[Given entries Boundary: Start]
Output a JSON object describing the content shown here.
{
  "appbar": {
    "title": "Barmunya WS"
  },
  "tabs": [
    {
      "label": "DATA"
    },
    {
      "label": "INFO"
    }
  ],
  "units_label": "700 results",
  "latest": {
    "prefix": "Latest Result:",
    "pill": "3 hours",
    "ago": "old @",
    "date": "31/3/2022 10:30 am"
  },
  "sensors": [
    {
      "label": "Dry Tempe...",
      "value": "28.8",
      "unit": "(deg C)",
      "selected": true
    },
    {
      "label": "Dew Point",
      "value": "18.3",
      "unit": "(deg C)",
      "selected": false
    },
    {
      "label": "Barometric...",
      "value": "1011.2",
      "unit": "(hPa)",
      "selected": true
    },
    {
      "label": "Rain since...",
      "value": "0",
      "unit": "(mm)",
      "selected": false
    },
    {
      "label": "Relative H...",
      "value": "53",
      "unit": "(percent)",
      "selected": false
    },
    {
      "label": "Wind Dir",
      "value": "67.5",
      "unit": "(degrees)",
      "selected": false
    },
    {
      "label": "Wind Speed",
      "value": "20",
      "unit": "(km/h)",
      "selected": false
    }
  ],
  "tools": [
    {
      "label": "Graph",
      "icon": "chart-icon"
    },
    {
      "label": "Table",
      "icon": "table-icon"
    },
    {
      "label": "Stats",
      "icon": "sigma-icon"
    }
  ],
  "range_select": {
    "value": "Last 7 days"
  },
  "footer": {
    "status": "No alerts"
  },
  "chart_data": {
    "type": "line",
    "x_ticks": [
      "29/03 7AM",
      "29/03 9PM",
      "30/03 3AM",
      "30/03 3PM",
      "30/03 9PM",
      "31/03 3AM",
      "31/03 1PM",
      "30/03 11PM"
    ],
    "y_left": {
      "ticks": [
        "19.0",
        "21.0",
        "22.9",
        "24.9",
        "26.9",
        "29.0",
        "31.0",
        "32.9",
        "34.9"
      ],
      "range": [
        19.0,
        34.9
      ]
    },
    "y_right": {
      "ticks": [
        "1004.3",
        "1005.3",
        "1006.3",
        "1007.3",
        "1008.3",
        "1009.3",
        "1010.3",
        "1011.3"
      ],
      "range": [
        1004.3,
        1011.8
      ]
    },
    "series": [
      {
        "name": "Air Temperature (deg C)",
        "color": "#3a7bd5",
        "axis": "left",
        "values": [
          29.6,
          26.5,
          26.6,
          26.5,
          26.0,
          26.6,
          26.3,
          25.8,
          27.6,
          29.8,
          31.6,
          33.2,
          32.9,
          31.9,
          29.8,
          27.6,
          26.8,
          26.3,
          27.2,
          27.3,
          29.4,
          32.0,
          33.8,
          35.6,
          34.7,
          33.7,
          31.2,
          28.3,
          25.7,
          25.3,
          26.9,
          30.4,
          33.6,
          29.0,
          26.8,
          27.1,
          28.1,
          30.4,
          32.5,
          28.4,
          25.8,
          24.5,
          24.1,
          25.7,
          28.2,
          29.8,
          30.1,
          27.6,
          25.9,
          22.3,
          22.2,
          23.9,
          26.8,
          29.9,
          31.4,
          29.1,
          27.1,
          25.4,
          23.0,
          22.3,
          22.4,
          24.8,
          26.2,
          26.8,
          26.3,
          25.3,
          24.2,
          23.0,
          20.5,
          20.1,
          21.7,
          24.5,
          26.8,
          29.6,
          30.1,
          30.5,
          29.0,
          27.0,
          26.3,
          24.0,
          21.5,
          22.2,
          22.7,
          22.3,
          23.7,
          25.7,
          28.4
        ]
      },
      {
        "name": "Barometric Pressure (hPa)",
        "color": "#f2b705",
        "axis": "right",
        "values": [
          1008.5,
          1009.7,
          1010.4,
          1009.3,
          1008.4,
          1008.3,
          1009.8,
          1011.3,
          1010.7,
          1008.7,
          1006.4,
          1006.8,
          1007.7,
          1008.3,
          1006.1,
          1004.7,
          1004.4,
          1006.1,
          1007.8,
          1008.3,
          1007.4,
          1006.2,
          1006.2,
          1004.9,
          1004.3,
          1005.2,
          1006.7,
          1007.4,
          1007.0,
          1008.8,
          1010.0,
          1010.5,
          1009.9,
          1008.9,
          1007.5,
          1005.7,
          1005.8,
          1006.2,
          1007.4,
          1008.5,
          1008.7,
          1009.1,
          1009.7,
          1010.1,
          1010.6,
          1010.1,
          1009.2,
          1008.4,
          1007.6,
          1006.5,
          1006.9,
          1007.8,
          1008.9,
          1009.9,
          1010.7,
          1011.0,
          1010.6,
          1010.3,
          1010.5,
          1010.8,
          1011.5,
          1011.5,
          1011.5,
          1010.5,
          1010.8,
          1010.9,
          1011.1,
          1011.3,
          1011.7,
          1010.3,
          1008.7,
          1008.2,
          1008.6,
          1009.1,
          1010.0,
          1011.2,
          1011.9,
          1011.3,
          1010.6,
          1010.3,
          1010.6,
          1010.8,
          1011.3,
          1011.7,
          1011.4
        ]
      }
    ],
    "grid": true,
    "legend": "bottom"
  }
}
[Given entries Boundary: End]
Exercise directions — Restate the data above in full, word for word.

Solution to this exercise —
Output a JSON object describing the content shown here.
{
  "appbar": {
    "title": "Barmunya WS"
  },
  "tabs": [
    {
      "label": "DATA"
    },
    {
      "label": "INFO"
    }
  ],
  "units_label": "700 results",
  "latest": {
    "prefix": "Latest Result:",
    "pill": "3 hours",
    "ago": "old @",
    "date": "31/3/2022 10:30 am"
  },
  "sensors": [
    {
      "label": "Dry Tempe...",
      "value": "28.8",
      "unit": "(deg C)",
      "selected": true
    },
    {
      "label": "Dew Point",
      "value": "18.3",
      "unit": "(deg C)",
      "selected": false
    },
    {
      "label": "Barometric...",
      "value": "1011.2",
      "unit": "(hPa)",
      "selected": true
    },
    {
      "label": "Rain since...",
      "value": "0",
      "unit": "(mm)",
      "selected": false
    },
    {
      "label": "Relative H...",
      "value": "53",
      "unit": "(percent)",
      "selected": false
    },
    {
      "label": "Wind Dir",
      "value": "67.5",
      "unit": "(degrees)",
      "selected": false
    },
    {
      "label": "Wind Speed",
      "value": "20",
      "unit": "(km/h)",
      "selected": false
    }
  ],
  "tools": [
    {
      "label": "Graph",
      "icon": "chart-icon"
    },
    {
      "label": "Table",
      "icon": "table-icon"
    },
    {
      "label": "Stats",
      "icon": "sigma-icon"
    }
  ],
  "range_select": {
    "value": "Last 7 days"
  },
  "footer": {
    "status": "No alerts"
  },
  "chart_data": {
    "type": "line",
    "x_ticks": [
      "29/03 7AM",
      "29/03 9PM",
      "30/03 3AM",
      "30/03 3PM",
      "30/03 9PM",
      "31/03 3AM",
      "31/03 1PM",
      "30/03 11PM"
    ],
    "y_left": {
      "ticks": [
        "19.0",
        "21.0",
        "22.9",
        "24.9",
        "26.9",
        "29.0",
        "31.0",
        "32.9",
        "34.9"
      ],
      "range": [
        19.0,
        34.9
      ]
    },
    "y_right": {
      "ticks": [
        "1004.3",
        "1005.3",
        "1006.3",
        "1007.3",
        "1008.3",
        "1009.3",
        "1010.3",
        "1011.3"
      ],
      "range": [
        1004.3,
        1011.8
      ]
    },
    "series": [
      {
        "name": "Air Temperature (deg C)",
        "color": "#3a7bd5",
        "axis": "left",
        "values": [
          29.6,
          26.5,
          26.6,
          26.5,
          26.0,
          26.6,
          26.3,
          25.8,
          27.6,
          29.8,
          31.6,
          33.2,
          32.9,
          31.9,
          29.8,
          27.6,
          26.8,
          26.3,
          27.2,
          27.3,
          29.4,
          32.0,
          33.8,
          35.6,
          34.7,
          33.7,
          31.2,
          28.3,
          25.7,
          25.3,
          26.9,
          30.4,
          33.6,
          29.0,
          26.8,
          27.1,
          28.1,
          30.4,
          32.5,
          28.4,
          25.8,
          24.5,
          24.1,
          25.7,
          28.2,
          29.8,
          30.1,
          27.6,
          25.9,
          22.3,
          22.2,
          23.9,
          26.8,
          29.9,
          31.4,
          29.1,
          27.1,
          25.4,
          23.0,
          22.3,
          22.4,
          24.8,
          26.2,
          26.8,
          26.3,
          25.3,
          24.2,
          23.0,
          20.5,
          20.1,
          21.7,
          24.5,
          26.8,
          29.6,
          30.1,
          30.5,
          29.0,
          27.0,
          26.3,
          24.0,
          21.5,
          22.2,
          22.7,
          22.3,
          23.7,
          25.7,
          28.4
        ]
      },
      {
        "name": "Barometric Pressure (hPa)",
        "color": "#f2b705",
        "axis": "right",
        "values": [
          1008.5,
          1009.7,
          1010.4,
          1009.3,
          1008.4,
          1008.3,
          1009.8,
          1011.3,
          1010.7,
          1008.7,
          1006.4,
          1006.8,
          1007.7,
          1008.3,
          1006.1,
          1004.7,
          1004.4,
          1006.1,
          1007.8,
          1008.3,
          1007.4,
          1006.2,
          1006.2,
          1004.9,
          1004.3,
          1005.2,
          1006.7,
          1007.4,
          1007.0,
          1008.8,
          1010.0,
          1010.5,
          1009.9,
          1008.9,
          1007.5,
          1005.7,
          1005.8,
          1006.2,
          1007.4,
          1008.5,
          1008.7,
          1009.1,
          1009.7,
          1010.1,
          1010.6,
          1010.1,
          1009.2,
          1008.4,
          1007.6,
          1006.5,
          1006.9,
          1007.8,
          1008.9,
          1009.9,
          1010.7,
          1011.0,
          1010.6,
          1010.3,
          1010.5,
          1010.8,
          1011.5,
          1011.5,
          1011.5,
          1010.5,
          1010.8,
          1010.9,
          1011.1,
          1011.3,
          1011.7,
          1010.3,
          1008.7,
          1008.2,
          1008.6,
          1009.1,
          1010.0,
          1011.2,
          1011.9,
          1011.3,
          1010.6,
          1010.3,
          1010.6,
          1010.8,
          1011.3,
          1011.7,
          1011.4
        ]
      }
    ],
    "grid": true,
    "legend": "bottom"
  }
}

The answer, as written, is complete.